Vice Provost for Diversity and Community Engagement Message: What is BERT?


Dear USF Community,

We write to provide you with a more complete explanation of the Bias Education and Resource Team’s (BERT) role on our campus, provide further details about the recently circulated, racially charged photograph and related emails, and to invite you to participate in a community conversation next Wednesday, Oct. 19.

What is BERT?
The intent of the Bias Education and Resource Team is to educate the USF community and support those who experience bias and harassment. Actions taken by BERT in pursuit of these goals are grounded in the university's mission and values as a Jesuit Catholic institution committed to equity and social justice. BERT was launched this academic year as a campus resource and has already been providing support to affected individuals and communities across multiple identities.

On Oct. 5, BERT received a report stating a photograph was taken in a USF residence hall showing a female Asian Pacific Islander student holding a rope around the neck of a male student who is perceived as African American and self-identifies as half black. The photo was taken by a white male student who sent the photo to his roommate, an African American male student. The student who received the photo then shared it in hopes of seeking support and starting a conversation about its impact. Through meeting with these USF students involved with the photo, and discussing what took place, we sincerely believe the students in the photo did not have malicious intent. However, this does not negate the impact of the photo.

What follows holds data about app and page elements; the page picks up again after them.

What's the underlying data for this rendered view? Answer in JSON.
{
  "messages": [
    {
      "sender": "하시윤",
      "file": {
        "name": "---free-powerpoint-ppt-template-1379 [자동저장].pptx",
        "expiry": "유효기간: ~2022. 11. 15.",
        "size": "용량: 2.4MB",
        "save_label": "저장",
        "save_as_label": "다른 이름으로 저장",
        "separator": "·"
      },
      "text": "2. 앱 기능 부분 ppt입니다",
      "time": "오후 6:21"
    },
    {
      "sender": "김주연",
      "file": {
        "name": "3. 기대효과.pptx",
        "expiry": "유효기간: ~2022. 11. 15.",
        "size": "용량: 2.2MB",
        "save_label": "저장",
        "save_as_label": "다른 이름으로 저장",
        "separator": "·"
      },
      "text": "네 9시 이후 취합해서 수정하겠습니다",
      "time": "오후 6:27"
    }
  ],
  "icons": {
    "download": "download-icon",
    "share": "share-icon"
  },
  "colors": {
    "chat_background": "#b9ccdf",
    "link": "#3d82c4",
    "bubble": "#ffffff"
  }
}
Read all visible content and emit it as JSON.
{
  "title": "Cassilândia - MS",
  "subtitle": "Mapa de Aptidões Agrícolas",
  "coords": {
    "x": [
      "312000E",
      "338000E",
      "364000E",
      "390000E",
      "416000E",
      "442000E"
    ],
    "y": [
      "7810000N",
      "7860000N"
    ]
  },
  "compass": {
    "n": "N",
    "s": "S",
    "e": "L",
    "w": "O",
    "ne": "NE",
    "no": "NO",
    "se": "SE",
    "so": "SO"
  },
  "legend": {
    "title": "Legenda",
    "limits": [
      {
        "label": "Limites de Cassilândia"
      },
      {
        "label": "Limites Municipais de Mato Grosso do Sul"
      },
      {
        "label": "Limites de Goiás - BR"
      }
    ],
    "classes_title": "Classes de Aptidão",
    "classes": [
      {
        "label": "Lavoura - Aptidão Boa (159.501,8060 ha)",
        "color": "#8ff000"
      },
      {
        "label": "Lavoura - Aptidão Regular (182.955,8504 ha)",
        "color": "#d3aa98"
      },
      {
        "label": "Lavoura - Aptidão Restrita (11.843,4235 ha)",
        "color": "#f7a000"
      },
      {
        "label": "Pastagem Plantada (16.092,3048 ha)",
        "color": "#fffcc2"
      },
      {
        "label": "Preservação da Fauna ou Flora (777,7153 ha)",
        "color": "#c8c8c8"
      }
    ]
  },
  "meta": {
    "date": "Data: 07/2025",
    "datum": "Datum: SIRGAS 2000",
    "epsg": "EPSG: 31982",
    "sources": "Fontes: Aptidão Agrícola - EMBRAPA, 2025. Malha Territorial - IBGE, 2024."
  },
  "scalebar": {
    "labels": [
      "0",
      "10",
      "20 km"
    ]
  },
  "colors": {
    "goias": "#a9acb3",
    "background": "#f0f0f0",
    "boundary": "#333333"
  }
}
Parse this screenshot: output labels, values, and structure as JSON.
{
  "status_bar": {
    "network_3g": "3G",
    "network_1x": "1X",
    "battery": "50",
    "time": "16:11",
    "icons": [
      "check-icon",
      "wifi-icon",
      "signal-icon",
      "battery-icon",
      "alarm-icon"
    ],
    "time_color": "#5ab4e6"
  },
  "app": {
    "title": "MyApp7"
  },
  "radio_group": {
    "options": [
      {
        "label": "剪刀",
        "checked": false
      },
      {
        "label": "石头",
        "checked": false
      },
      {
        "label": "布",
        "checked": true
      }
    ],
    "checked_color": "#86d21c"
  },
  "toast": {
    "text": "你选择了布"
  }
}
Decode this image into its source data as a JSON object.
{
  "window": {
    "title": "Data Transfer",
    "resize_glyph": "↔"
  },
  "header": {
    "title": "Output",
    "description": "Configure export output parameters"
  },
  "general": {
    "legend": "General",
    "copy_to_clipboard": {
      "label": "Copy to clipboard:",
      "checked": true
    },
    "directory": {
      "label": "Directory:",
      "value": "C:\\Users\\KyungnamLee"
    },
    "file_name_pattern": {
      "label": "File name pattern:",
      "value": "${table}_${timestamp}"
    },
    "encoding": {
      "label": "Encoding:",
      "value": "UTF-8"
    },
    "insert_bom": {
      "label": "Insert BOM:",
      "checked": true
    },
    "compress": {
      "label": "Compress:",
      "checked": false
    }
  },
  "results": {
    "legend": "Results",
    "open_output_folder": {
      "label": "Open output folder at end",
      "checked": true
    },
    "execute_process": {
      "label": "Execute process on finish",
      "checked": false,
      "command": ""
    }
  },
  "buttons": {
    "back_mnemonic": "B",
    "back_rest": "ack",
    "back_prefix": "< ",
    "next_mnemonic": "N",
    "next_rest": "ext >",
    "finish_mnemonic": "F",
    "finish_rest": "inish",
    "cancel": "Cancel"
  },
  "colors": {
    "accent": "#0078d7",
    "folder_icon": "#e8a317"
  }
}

From our many conversations, meetings, and social media interactions with members of our community, we know this photograph has sparked a variety of emotions. This photograph conjures a history of racism, acts of intimidation, and terror experienced by African Americans. It has triggered a range of feelings, including hurt, anger, and a deep sense of frustration for our black and African American community, as well as the larger campus community.

We have received feedback from students, staff, and faculty that the initial campus-wide email sent on Oct. 5 by USF administration created significant negative impact. The email caused additional hurt and feelings of marginalization within the black and African American community by not describing the photo or identifying this community as being directly impacted by the content of the photo. The vagueness of the email also created greater confusion and anxiety for the broader campus community.

The USF administration takes accountability for the hurtful impact the communication caused. We are committed to: creating spaces to gain a deeper awareness of our impact; engaging in both personal and institutional knowledge and skill development to address bias on our campus; and working in partnership to meet the needs of those most marginalized in our community.

As part of meeting this commitment, we are hosting a space for further community discussion.

Community Conversation, Oct. 19
On Wednesday, Oct. 19 at 5 p.m. in McLaren 251 and 252, the university community is invited to join USF President Fitzgerald, Provost Heller, and Vice Provost Wardell-Ghirarduzzi to continue the conversation that many of you have already started about the far-reaching effects of this incident.

This community conversation is an opportunity to listen to one another and collectively identify the next steps necessary to help heal our campus community.

We encourage all to attend as we strive to make the USF environment one that is more inclusive, merciful, just, and respectful of everyone.


Mary Wardell-Ghirarduzzi
Vice Provost for Diversity and Community Engagement

Maisha Beasley, Student Life/Dean of Students
Michele Centrella, Human Resources
Alejandro Covarrubias, Cultural Centers
Ria DasGupta, Diversity Engagement and Community Outreach
Erin Echols, Cultural Centers
Ryan Garcia, Student Conduct, Rights, and Responsibilities
Daniel Lawson, Public Safety
Golden Thomas Venters III, Student Housing and Residential Education
Peggy Yang, Counseling and Psychological Services